anchoress


Also found in: Thesaurus, Encyclopedia.

an·cho·ress

 (ăng′kər-ĭs)
n.
A woman who has retired into seclusion for religious reasons.

[Middle English anchoryse, ankres, from ancre, anchorite, from Old English ancra, from Old Irish anchara, from Late Latin anachōrēta; see anchorite.]

an•cho•ress

(ˈæŋ kər ɪs)
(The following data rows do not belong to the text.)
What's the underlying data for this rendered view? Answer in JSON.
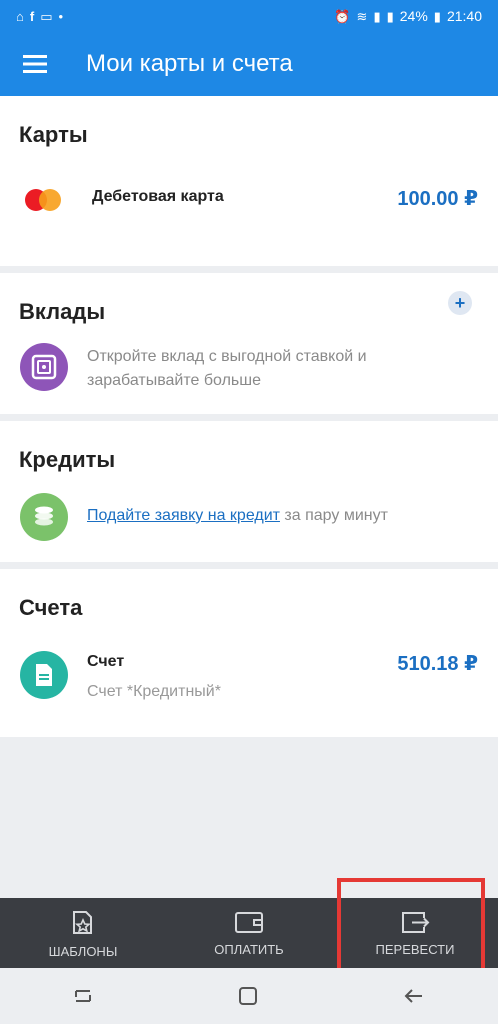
{
  "status_bar": {
    "battery": "24%",
    "time": "21:40"
  },
  "app_bar": {
    "title": "Мои карты и счета"
  },
  "sections": {
    "cards": {
      "title": "Карты",
      "item": {
        "name": "Дебетовая карта",
        "amount": "100.00 ₽"
      }
    },
    "deposits": {
      "title": "Вклады",
      "text": "Откройте вклад с выгодной ставкой и зарабатывайте больше",
      "add_label": "+"
    },
    "credits": {
      "title": "Кредиты",
      "link": "Подайте заявку на кредит",
      "suffix": " за пару минут"
    },
    "accounts": {
      "title": "Счета",
      "item": {
        "name": "Счет",
        "sub": "Счет *Кредитный*",
        "amount": "510.18 ₽"
      }
    }
  },
  "bottom_nav": {
    "items": [
      {
        "label": "ШАБЛОНЫ",
        "icon": "template-star-icon"
      },
      {
        "label": "ОПЛАТИТЬ",
        "icon": "wallet-icon"
      },
      {
        "label": "ПЕРЕВЕСТИ",
        "icon": "transfer-icon"
      }
    ]
  },
  "colors": {
    "primary": "#1e88e5",
    "accent": "#1b6fc2",
    "highlight": "#e53935",
    "nav_bg": "#3a3d42"
  }
}
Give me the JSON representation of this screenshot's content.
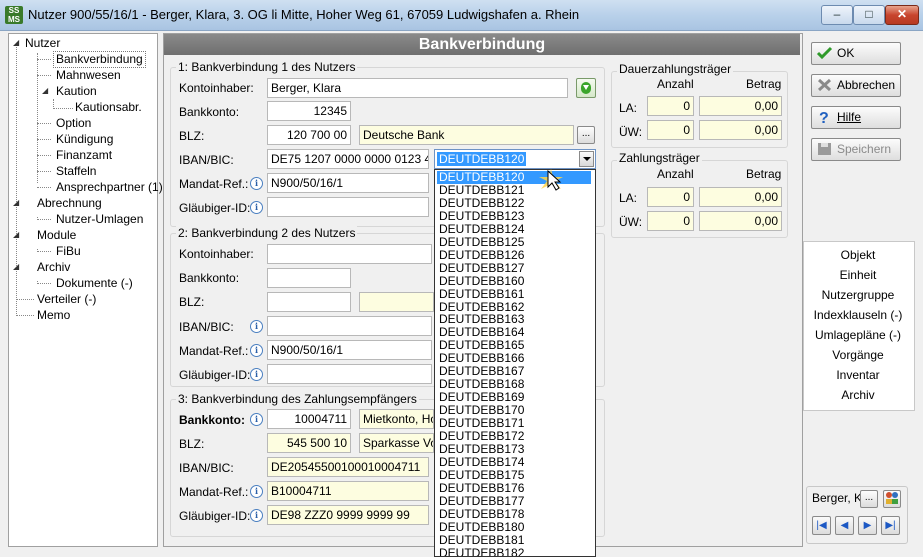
{
  "window": {
    "title": "Nutzer 900/55/16/1 - Berger, Klara, 3. OG li Mitte, Hoher Weg 61, 67059 Ludwigshafen a. Rhein",
    "icon_text": "SS\nMS"
  },
  "tree": {
    "items": [
      {
        "label": "Nutzer"
      },
      {
        "label": "Bankverbindung"
      },
      {
        "label": "Mahnwesen"
      },
      {
        "label": "Kaution"
      },
      {
        "label": "Kautionsabr."
      },
      {
        "label": "Option"
      },
      {
        "label": "Kündigung"
      },
      {
        "label": "Finanzamt"
      },
      {
        "label": "Staffeln"
      },
      {
        "label": "Ansprechpartner (1)"
      },
      {
        "label": "Abrechnung"
      },
      {
        "label": "Nutzer-Umlagen"
      },
      {
        "label": "Module"
      },
      {
        "label": "FiBu"
      },
      {
        "label": "Archiv"
      },
      {
        "label": "Dokumente (-)"
      },
      {
        "label": "Verteiler (-)"
      },
      {
        "label": "Memo"
      }
    ]
  },
  "header": {
    "title": "Bankverbindung"
  },
  "bank1": {
    "group_title": "1: Bankverbindung 1 des Nutzers",
    "kontoinhaber_label": "Kontoinhaber:",
    "kontoinhaber_value": "Berger, Klara",
    "bankkonto_label": "Bankkonto:",
    "bankkonto_value": "12345",
    "blz_label": "BLZ:",
    "blz_value": "120 700 00",
    "bank_name": "Deutsche Bank",
    "iban_label": "IBAN/BIC:",
    "iban_value": "DE75 1207 0000 0000 0123 45",
    "bic_selected": "DEUTDEBB120",
    "mandat_label": "Mandat-Ref.:",
    "mandat_value": "N900/50/16/1",
    "glaeubiger_label": "Gläubiger-ID:",
    "glaeubiger_value": ""
  },
  "bank2": {
    "group_title": "2: Bankverbindung 2 des Nutzers",
    "kontoinhaber_label": "Kontoinhaber:",
    "bankkonto_label": "Bankkonto:",
    "blz_label": "BLZ:",
    "iban_label": "IBAN/BIC:",
    "mandat_label": "Mandat-Ref.:",
    "mandat_value": "N900/50/16/1",
    "glaeubiger_label": "Gläubiger-ID:"
  },
  "bank3": {
    "group_title": "3: Bankverbindung des Zahlungsempfängers",
    "bankkonto_label": "Bankkonto:",
    "bankkonto_value": "10004711",
    "konto_desc": "Mietkonto,  Hoh",
    "blz_label": "BLZ:",
    "blz_value": "545 500 10",
    "bank_name": "Sparkasse Vord",
    "iban_label": "IBAN/BIC:",
    "iban_value": "DE20545500100010004711",
    "mandat_label": "Mandat-Ref.:",
    "mandat_value": "B10004711",
    "glaeubiger_label": "Gläubiger-ID:",
    "glaeubiger_value": "DE98 ZZZ0 9999 9999 99"
  },
  "bic_list": [
    "DEUTDEBB120",
    "DEUTDEBB121",
    "DEUTDEBB122",
    "DEUTDEBB123",
    "DEUTDEBB124",
    "DEUTDEBB125",
    "DEUTDEBB126",
    "DEUTDEBB127",
    "DEUTDEBB160",
    "DEUTDEBB161",
    "DEUTDEBB162",
    "DEUTDEBB163",
    "DEUTDEBB164",
    "DEUTDEBB165",
    "DEUTDEBB166",
    "DEUTDEBB167",
    "DEUTDEBB168",
    "DEUTDEBB169",
    "DEUTDEBB170",
    "DEUTDEBB171",
    "DEUTDEBB172",
    "DEUTDEBB173",
    "DEUTDEBB174",
    "DEUTDEBB175",
    "DEUTDEBB176",
    "DEUTDEBB177",
    "DEUTDEBB178",
    "DEUTDEBB180",
    "DEUTDEBB181",
    "DEUTDEBB182"
  ],
  "dauer": {
    "title": "Dauerzahlungsträger",
    "col_anzahl": "Anzahl",
    "col_betrag": "Betrag",
    "la_label": "LA:",
    "la_anzahl": "0",
    "la_betrag": "0,00",
    "uw_label": "ÜW:",
    "uw_anzahl": "0",
    "uw_betrag": "0,00"
  },
  "zahl": {
    "title": "Zahlungsträger",
    "col_anzahl": "Anzahl",
    "col_betrag": "Betrag",
    "la_label": "LA:",
    "la_anzahl": "0",
    "la_betrag": "0,00",
    "uw_label": "ÜW:",
    "uw_anzahl": "0",
    "uw_betrag": "0,00"
  },
  "buttons": {
    "ok": "OK",
    "abbrechen": "Abbrechen",
    "hilfe": "Hilfe",
    "speichern": "Speichern"
  },
  "links": [
    "Objekt",
    "Einheit",
    "Nutzergruppe",
    "Indexklauseln (-)",
    "Umlagepläne (-)",
    "Vorgänge",
    "Inventar",
    "Archiv"
  ],
  "nav": {
    "name": "Berger, K",
    "more": "..."
  },
  "colors": {
    "header_bg": "#7a7a7a",
    "highlight": "#3399ff",
    "yellow_field": "#fdfde0"
  }
}
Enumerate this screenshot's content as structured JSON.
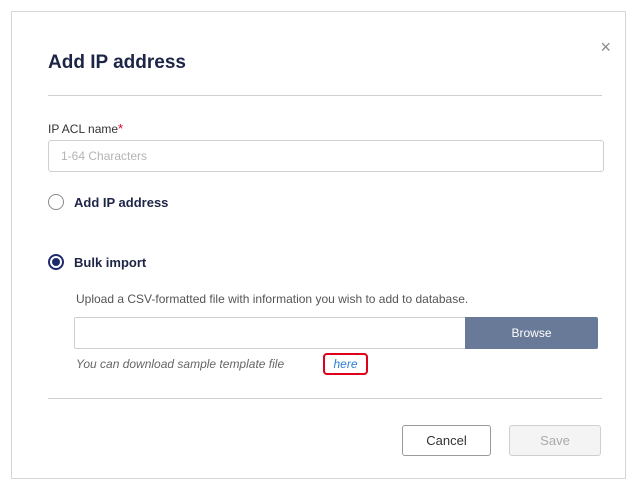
{
  "dialog": {
    "title": "Add IP address",
    "close_glyph": "×",
    "acl_name": {
      "label": "IP ACL name",
      "required_mark": "*",
      "placeholder": "1-64 Characters",
      "value": ""
    },
    "options": [
      {
        "label": "Add IP address",
        "selected": false
      },
      {
        "label": "Bulk import",
        "selected": true
      }
    ],
    "bulk_import": {
      "description": "Upload a CSV-formatted file with information you wish to add to database.",
      "browse_label": "Browse",
      "sample_text": "You can download sample template file",
      "sample_link_label": "here"
    },
    "buttons": {
      "cancel": "Cancel",
      "save": "Save"
    }
  },
  "colors": {
    "title": "#1d2546",
    "radio_checked": "#1d2b6b",
    "browse_bg": "#687a98",
    "link": "#2b7fd6",
    "highlight": "#e0001b",
    "required": "#e0001b"
  },
  "icons": {
    "close": "close-icon",
    "radio_unchecked": "radio-unchecked",
    "radio_checked": "radio-checked"
  }
}
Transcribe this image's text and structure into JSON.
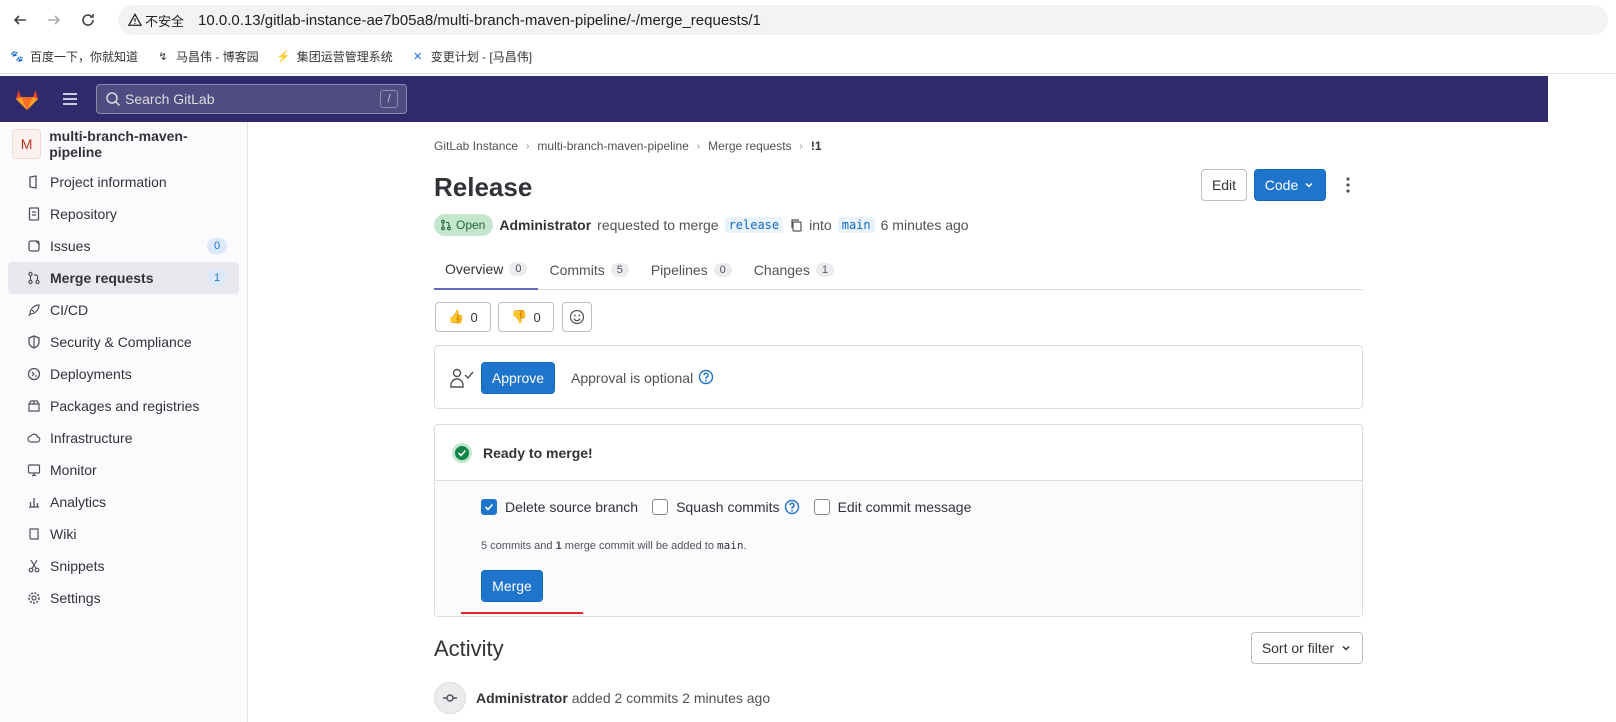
{
  "browser": {
    "security_label": "不安全",
    "url": "10.0.0.13/gitlab-instance-ae7b05a8/multi-branch-maven-pipeline/-/merge_requests/1",
    "bookmarks": [
      {
        "label": "百度一下，你就知道",
        "icon": "baidu-icon"
      },
      {
        "label": "马昌伟 - 博客园",
        "icon": "cnblogs-icon"
      },
      {
        "label": "集团运营管理系统",
        "icon": "fire-icon"
      },
      {
        "label": "变更计划 - [马昌伟]",
        "icon": "confluence-icon"
      }
    ]
  },
  "topbar": {
    "search_placeholder": "Search GitLab",
    "search_shortcut": "/"
  },
  "sidebar": {
    "project_initial": "M",
    "project_name": "multi-branch-maven-pipeline",
    "items": [
      {
        "label": "Project information",
        "icon": "info-icon"
      },
      {
        "label": "Repository",
        "icon": "doc-icon"
      },
      {
        "label": "Issues",
        "icon": "issues-icon",
        "count": "0"
      },
      {
        "label": "Merge requests",
        "icon": "merge-request-icon",
        "count": "1"
      },
      {
        "label": "CI/CD",
        "icon": "rocket-icon"
      },
      {
        "label": "Security & Compliance",
        "icon": "shield-icon"
      },
      {
        "label": "Deployments",
        "icon": "deployments-icon"
      },
      {
        "label": "Packages and registries",
        "icon": "package-icon"
      },
      {
        "label": "Infrastructure",
        "icon": "cloud-icon"
      },
      {
        "label": "Monitor",
        "icon": "monitor-icon"
      },
      {
        "label": "Analytics",
        "icon": "chart-icon"
      },
      {
        "label": "Wiki",
        "icon": "book-icon"
      },
      {
        "label": "Snippets",
        "icon": "snippet-icon"
      },
      {
        "label": "Settings",
        "icon": "settings-icon"
      }
    ]
  },
  "breadcrumb": [
    "GitLab Instance",
    "multi-branch-maven-pipeline",
    "Merge requests",
    "!1"
  ],
  "mr": {
    "title": "Release",
    "edit_label": "Edit",
    "code_label": "Code",
    "status": "Open",
    "author": "Administrator",
    "requested_text": "requested to merge",
    "source_branch": "release",
    "into_text": "into",
    "target_branch": "main",
    "time_ago": "6 minutes ago"
  },
  "tabs": [
    {
      "label": "Overview",
      "count": "0"
    },
    {
      "label": "Commits",
      "count": "5"
    },
    {
      "label": "Pipelines",
      "count": "0"
    },
    {
      "label": "Changes",
      "count": "1"
    }
  ],
  "reactions": {
    "thumbs_up": "0",
    "thumbs_down": "0"
  },
  "approval": {
    "approve_label": "Approve",
    "optional_text": "Approval is optional"
  },
  "merge": {
    "ready_text": "Ready to merge!",
    "delete_source_label": "Delete source branch",
    "squash_label": "Squash commits",
    "edit_message_label": "Edit commit message",
    "info_prefix": "5 commits and ",
    "info_bold": "1",
    "info_mid": " merge commit will be added to ",
    "info_branch": "main",
    "info_suffix": ".",
    "merge_label": "Merge"
  },
  "activity": {
    "title": "Activity",
    "sort_label": "Sort or filter",
    "first_author": "Administrator",
    "first_text": "added 2 commits 2 minutes ago"
  },
  "colors": {
    "topbar": "#2f2a6b",
    "primary": "#1f75cb",
    "open_badge_bg": "#c3e6cd",
    "success": "#108548",
    "highlight_underline": "#e22a2a"
  }
}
n.
a woman who is an anchorite.
[1350–1400; Middle English ankres=ancre anchorite + -es -ess]
usage: See -ess.
References in periodicals archive ?
However, since their demise in 2003, a prominent Facebook petition calling for fresh material, fervent fan conventions and a collaboration with The Anchoress, prompted Mansun's frontman to finally unleash his solo venture.
I am not band but I think more Beatles their original than However, since their demise in 2003, a prominent Facebook petition calling for fresh material, fervent fan conventions and a collaboration with The Anchoress, prompted Mansun's frontman to finally unleash his solo venture.
Skindred - Volume (Napalm Records) Swnami - Swnami (Ika Ching) The Anchoress - Confessions of a Romance Novelist (Kscope)
Skindred - Volume (Napalm Records) | Swnami - Swnami (Ika Ching) | | The Anchoress - Confessions of a Romance Novelist (Kscope) Meilyr Jones
The band will be supported on May 22 by Welsh multi-instrumentalist The Anchoress for the duration of their 13-date UK tour.
Julian of Norwich was an English anchoress and an important Christian mystic and theologian.
Scholars of religion and of the Middle Ages offer help reading the work of French anchoress Colette (1381-1447), a major figure in reforming the Franciscan movement, to return convents to St.
No book could take up a quieter subject than The Anchoress, by Robyn Cadwallader.
1416) was an anchoress living in a cell attached to the church of St Julian.
Here, Stanford figures the former lover as the titular anchoress with a Southern road tripper's twist: that "debutante of solitudes arid lowriding.
At the time, I was reading Julian of Norwich, the medieval anchoress who wrote volumes of her "shewings"--Middle English for "showings," the revelations she had in her cell after a grave illness.